-- Opening Marker --

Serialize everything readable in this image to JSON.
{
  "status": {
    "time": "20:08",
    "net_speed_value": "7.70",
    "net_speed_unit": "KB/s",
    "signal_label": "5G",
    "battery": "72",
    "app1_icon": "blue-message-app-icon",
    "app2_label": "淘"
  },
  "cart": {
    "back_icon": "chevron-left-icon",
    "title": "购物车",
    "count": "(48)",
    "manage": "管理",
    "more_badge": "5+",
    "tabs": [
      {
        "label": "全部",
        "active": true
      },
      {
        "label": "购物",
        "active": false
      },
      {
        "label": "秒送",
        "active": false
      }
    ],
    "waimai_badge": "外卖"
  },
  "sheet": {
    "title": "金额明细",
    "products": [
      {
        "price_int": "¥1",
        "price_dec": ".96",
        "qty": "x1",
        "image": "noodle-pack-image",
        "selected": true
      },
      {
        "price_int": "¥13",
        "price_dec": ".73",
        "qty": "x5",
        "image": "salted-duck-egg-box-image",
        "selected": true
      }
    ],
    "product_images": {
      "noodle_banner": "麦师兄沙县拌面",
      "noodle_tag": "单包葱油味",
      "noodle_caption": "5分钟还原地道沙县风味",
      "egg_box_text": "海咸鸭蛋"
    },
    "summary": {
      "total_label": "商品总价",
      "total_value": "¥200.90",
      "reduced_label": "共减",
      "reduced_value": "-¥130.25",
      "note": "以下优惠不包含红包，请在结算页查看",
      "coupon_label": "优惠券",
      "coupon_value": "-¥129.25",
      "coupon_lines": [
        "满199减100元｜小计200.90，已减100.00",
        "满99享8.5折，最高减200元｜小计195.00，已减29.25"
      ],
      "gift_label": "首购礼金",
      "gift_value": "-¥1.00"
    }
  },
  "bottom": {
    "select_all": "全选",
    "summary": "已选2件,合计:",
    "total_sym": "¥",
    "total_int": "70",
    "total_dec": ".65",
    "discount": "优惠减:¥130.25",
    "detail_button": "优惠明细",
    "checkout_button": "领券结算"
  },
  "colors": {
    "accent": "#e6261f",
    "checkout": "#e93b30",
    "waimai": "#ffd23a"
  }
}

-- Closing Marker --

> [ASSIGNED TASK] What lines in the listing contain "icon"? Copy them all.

> [WRITTEN RESPONSE]
    "app1_icon": "blue-message-app-icon",
    "back_icon": "chevron-left-icon",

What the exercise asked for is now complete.